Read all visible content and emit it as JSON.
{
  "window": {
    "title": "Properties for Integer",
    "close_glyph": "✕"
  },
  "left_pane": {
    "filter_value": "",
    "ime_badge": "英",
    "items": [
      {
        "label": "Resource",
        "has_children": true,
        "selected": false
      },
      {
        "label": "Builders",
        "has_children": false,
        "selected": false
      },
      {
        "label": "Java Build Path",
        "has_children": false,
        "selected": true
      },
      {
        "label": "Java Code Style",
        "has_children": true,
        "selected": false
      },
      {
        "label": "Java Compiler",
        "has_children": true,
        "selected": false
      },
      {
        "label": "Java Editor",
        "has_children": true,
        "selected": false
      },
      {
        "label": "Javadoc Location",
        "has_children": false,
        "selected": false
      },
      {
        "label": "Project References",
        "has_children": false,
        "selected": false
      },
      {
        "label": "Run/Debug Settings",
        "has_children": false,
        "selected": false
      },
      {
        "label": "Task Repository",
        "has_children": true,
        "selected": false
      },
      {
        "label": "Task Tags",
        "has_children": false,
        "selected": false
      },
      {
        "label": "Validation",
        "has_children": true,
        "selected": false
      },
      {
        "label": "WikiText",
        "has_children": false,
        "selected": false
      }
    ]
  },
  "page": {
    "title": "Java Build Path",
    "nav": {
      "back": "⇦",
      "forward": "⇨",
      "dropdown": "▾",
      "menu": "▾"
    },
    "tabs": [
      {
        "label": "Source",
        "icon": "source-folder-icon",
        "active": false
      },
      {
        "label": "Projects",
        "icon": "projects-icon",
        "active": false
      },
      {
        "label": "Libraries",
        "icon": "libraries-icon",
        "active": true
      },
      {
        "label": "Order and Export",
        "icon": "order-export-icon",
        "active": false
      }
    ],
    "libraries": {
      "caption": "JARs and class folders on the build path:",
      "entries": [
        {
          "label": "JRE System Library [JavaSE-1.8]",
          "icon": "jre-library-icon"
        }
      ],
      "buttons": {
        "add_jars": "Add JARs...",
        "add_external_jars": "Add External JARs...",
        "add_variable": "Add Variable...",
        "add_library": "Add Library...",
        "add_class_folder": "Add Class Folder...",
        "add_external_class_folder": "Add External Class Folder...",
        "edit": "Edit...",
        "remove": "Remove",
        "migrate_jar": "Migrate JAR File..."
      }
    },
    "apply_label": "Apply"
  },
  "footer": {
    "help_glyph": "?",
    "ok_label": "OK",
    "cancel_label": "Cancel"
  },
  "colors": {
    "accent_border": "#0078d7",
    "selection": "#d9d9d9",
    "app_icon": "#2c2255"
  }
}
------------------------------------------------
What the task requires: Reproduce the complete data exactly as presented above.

Output for this task:
Read all visible content and emit it as JSON.
{
  "window": {
    "title": "Properties for Integer",
    "close_glyph": "✕"
  },
  "left_pane": {
    "filter_value": "",
    "ime_badge": "英",
    "items": [
      {
        "label": "Resource",
        "has_children": true,
        "selected": false
      },
      {
        "label": "Builders",
        "has_children": false,
        "selected": false
      },
      {
        "label": "Java Build Path",
        "has_children": false,
        "selected": true
      },
      {
        "label": "Java Code Style",
        "has_children": true,
        "selected": false
      },
      {
        "label": "Java Compiler",
        "has_children": true,
        "selected": false
      },
      {
        "label": "Java Editor",
        "has_children": true,
        "selected": false
      },
      {
        "label": "Javadoc Location",
        "has_children": false,
        "selected": false
      },
      {
        "label": "Project References",
        "has_children": false,
        "selected": false
      },
      {
        "label": "Run/Debug Settings",
        "has_children": false,
        "selected": false
      },
      {
        "label": "Task Repository",
        "has_children": true,
        "selected": false
      },
      {
        "label": "Task Tags",
        "has_children": false,
        "selected": false
      },
      {
        "label": "Validation",
        "has_children": true,
        "selected": false
      },
      {
        "label": "WikiText",
        "has_children": false,
        "selected": false
      }
    ]
  },
  "page": {
    "title": "Java Build Path",
    "nav": {
      "back": "⇦",
      "forward": "⇨",
      "dropdown": "▾",
      "menu": "▾"
    },
    "tabs": [
      {
        "label": "Source",
        "icon": "source-folder-icon",
        "active": false
      },
      {
        "label": "Projects",
        "icon": "projects-icon",
        "active": false
      },
      {
        "label": "Libraries",
        "icon": "libraries-icon",
        "active": true
      },
      {
        "label": "Order and Export",
        "icon": "order-export-icon",
        "active": false
      }
    ],
    "libraries": {
      "caption": "JARs and class folders on the build path:",
      "entries": [
        {
          "label": "JRE System Library [JavaSE-1.8]",
          "icon": "jre-library-icon"
        }
      ],
      "buttons": {
        "add_jars": "Add JARs...",
        "add_external_jars": "Add External JARs...",
        "add_variable": "Add Variable...",
        "add_library": "Add Library...",
        "add_class_folder": "Add Class Folder...",
        "add_external_class_folder": "Add External Class Folder...",
        "edit": "Edit...",
        "remove": "Remove",
        "migrate_jar": "Migrate JAR File..."
      }
    },
    "apply_label": "Apply"
  },
  "footer": {
    "help_glyph": "?",
    "ok_label": "OK",
    "cancel_label": "Cancel"
  },
  "colors": {
    "accent_border": "#0078d7",
    "selection": "#d9d9d9",
    "app_icon": "#2c2255"
  }
}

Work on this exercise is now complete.